Materials provided below:

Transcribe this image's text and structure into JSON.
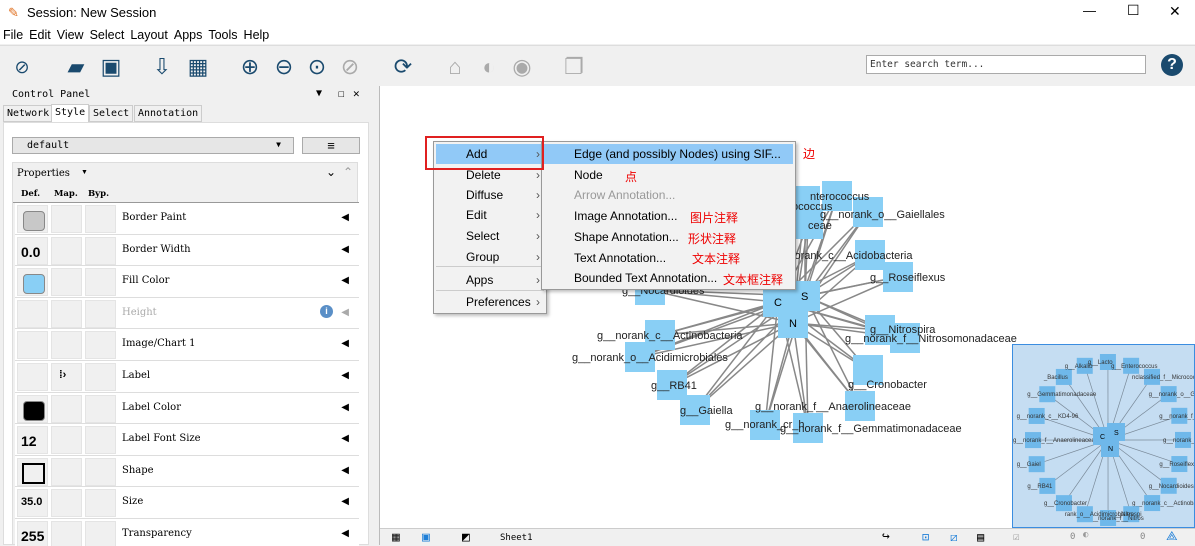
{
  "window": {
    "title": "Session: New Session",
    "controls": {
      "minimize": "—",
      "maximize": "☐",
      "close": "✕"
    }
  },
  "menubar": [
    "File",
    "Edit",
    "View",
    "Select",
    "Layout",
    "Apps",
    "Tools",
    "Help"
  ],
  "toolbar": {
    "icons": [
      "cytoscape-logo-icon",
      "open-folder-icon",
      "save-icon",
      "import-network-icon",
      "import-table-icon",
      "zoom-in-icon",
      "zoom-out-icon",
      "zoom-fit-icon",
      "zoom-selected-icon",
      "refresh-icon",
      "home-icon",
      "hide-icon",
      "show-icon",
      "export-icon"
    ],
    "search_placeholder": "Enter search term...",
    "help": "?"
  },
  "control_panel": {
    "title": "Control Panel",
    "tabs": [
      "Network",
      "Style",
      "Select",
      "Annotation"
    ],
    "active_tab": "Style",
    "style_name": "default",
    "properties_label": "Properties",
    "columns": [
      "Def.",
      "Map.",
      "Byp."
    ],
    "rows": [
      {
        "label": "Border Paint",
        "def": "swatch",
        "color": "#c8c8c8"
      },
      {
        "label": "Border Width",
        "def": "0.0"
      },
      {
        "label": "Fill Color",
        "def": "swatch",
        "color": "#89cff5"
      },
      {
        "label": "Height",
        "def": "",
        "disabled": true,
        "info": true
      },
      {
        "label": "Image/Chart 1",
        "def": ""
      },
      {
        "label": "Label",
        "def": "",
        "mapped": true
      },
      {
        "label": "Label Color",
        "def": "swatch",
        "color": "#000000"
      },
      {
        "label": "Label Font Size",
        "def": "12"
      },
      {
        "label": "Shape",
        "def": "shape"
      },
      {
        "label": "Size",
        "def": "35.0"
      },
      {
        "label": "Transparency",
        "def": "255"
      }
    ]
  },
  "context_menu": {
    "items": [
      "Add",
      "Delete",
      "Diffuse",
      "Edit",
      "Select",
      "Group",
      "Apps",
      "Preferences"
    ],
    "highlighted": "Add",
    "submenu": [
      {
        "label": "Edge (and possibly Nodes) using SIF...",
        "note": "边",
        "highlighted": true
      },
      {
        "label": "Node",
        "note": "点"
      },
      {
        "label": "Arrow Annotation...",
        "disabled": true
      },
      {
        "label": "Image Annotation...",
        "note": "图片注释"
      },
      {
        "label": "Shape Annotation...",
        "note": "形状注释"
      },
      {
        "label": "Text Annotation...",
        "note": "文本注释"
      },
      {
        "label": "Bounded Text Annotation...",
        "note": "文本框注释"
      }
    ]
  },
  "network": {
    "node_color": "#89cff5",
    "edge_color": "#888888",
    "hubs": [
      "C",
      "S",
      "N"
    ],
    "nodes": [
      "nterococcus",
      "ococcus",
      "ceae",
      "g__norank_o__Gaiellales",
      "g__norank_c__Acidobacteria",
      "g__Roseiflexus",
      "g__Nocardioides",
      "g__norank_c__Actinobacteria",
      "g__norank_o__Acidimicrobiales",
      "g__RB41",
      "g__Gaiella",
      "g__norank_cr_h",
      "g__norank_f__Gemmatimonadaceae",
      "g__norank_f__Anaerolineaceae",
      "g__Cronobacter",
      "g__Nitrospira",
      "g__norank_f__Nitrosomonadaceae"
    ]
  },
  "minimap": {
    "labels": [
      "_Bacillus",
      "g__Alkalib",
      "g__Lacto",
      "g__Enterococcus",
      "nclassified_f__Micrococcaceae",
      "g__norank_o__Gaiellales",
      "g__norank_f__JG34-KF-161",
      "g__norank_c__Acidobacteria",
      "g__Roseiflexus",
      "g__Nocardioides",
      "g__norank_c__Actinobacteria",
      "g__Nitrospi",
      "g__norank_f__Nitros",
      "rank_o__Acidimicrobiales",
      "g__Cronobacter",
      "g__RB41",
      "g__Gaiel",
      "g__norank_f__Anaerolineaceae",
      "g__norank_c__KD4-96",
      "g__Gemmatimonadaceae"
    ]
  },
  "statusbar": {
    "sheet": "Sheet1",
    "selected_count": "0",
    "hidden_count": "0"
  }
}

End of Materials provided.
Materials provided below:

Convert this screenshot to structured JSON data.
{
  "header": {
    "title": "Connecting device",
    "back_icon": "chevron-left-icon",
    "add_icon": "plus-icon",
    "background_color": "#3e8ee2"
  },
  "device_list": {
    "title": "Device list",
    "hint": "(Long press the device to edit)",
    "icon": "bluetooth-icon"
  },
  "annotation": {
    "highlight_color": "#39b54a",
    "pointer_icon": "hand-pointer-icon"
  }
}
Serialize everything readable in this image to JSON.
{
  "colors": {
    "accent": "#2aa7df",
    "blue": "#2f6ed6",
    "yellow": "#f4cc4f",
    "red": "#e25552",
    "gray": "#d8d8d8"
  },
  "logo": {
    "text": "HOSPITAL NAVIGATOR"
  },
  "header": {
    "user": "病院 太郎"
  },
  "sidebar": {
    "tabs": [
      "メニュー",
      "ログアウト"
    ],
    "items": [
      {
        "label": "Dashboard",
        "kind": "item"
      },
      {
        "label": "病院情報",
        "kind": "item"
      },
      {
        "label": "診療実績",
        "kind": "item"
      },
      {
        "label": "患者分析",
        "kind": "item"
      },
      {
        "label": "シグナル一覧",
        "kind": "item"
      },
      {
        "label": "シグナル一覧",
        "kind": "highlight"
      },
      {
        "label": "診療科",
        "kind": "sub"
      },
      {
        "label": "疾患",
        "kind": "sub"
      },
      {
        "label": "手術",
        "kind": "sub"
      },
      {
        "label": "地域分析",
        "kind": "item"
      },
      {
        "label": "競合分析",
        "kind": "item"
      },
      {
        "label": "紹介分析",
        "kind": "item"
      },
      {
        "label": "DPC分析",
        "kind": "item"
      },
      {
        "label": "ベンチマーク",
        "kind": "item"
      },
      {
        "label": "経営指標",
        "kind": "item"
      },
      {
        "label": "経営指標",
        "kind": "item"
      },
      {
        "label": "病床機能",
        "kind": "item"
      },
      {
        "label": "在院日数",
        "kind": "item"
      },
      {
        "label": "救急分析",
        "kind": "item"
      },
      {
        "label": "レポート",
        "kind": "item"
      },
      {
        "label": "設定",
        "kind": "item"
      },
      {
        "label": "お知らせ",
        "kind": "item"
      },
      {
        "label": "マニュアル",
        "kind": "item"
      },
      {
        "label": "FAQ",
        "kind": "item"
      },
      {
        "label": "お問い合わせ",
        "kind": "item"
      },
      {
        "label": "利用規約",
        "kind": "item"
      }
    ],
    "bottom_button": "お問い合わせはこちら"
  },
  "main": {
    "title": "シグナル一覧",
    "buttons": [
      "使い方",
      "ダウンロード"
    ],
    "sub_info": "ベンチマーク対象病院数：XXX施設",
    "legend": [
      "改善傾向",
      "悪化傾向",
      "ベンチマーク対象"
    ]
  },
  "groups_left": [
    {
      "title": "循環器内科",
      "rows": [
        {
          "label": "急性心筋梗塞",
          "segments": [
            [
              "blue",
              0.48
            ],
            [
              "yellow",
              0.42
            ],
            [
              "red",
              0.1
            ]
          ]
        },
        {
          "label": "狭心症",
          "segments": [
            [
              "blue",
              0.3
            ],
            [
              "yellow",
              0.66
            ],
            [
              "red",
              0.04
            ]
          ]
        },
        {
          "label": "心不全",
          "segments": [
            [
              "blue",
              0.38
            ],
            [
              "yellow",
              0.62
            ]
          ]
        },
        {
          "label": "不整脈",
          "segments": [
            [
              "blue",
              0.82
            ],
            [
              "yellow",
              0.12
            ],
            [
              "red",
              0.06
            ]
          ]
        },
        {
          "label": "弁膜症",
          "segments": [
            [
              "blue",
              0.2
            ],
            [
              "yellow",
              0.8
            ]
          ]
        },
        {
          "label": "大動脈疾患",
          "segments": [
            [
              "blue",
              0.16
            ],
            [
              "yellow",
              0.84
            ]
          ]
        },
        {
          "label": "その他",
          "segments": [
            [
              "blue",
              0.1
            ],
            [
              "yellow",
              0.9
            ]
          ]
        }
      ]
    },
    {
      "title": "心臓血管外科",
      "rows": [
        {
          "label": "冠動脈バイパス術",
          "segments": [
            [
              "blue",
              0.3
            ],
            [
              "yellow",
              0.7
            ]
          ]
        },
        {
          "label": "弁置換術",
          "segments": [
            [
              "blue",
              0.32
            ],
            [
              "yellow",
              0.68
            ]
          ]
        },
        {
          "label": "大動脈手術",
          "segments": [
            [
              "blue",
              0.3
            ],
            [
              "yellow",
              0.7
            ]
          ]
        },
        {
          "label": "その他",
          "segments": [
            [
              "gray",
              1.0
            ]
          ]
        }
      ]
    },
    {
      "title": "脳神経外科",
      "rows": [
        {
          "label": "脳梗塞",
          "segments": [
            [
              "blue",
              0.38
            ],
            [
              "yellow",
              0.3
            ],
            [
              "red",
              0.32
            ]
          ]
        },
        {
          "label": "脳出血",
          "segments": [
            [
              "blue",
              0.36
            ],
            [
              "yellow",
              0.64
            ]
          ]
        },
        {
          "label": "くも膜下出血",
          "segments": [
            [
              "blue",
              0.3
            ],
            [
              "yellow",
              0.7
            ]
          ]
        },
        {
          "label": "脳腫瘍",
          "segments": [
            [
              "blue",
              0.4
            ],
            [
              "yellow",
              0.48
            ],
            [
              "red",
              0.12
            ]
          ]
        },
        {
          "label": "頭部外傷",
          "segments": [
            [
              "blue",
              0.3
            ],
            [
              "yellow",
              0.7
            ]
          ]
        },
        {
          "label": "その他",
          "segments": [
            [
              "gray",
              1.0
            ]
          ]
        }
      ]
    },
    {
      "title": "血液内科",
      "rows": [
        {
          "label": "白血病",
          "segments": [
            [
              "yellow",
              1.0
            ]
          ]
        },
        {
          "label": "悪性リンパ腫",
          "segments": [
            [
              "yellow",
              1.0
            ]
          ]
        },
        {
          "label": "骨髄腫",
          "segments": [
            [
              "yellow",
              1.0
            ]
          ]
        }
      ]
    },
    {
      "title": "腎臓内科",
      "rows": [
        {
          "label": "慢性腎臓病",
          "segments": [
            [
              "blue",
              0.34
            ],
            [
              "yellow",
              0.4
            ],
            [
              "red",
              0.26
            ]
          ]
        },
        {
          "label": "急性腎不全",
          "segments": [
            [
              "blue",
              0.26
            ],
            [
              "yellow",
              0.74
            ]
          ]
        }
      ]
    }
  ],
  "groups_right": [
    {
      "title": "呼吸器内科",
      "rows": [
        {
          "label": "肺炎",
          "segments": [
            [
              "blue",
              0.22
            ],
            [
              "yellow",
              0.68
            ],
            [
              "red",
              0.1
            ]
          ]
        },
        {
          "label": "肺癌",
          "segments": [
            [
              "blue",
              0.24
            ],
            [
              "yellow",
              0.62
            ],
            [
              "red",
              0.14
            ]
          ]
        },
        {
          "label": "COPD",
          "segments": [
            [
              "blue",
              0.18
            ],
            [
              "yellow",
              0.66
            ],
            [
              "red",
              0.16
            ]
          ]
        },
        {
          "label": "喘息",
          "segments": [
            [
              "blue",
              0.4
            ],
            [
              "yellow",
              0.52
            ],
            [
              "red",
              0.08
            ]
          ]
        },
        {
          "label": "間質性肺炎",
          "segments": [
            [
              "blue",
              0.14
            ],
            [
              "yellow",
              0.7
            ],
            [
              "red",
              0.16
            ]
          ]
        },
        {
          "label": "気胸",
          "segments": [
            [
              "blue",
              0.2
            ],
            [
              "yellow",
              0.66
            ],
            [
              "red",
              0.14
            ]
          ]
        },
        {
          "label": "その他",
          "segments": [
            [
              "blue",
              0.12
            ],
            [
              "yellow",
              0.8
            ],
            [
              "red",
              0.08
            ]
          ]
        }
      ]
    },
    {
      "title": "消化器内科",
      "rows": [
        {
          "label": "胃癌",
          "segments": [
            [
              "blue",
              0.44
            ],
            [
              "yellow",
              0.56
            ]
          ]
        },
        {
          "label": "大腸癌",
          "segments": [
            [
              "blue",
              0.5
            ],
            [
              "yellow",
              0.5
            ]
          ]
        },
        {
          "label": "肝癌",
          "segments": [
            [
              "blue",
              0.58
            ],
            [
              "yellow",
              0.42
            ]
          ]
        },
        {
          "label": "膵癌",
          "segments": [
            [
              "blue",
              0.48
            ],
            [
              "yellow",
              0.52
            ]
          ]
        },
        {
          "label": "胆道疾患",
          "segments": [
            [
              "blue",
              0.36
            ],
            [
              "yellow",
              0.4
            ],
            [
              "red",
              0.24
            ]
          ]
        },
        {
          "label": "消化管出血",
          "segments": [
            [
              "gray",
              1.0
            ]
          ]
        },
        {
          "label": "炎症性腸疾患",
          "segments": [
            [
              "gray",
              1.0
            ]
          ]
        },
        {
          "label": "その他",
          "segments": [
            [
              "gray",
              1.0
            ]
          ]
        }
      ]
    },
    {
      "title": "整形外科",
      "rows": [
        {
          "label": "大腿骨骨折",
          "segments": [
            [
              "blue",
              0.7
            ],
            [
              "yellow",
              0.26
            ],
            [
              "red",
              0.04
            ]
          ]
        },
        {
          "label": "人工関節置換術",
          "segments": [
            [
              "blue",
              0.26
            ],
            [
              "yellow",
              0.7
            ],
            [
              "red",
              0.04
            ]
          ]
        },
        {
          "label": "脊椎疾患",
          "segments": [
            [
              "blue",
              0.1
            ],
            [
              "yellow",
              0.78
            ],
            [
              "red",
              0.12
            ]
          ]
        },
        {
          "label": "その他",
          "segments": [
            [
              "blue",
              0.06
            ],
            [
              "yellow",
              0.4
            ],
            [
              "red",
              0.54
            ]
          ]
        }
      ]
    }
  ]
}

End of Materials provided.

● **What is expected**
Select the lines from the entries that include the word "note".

● **Finished exercise**
        "note": "边",
        "note": "点"
        "note": "图片注释"
        "note": "形状注释"
        "note": "文本注释"
        "note": "文本框注释"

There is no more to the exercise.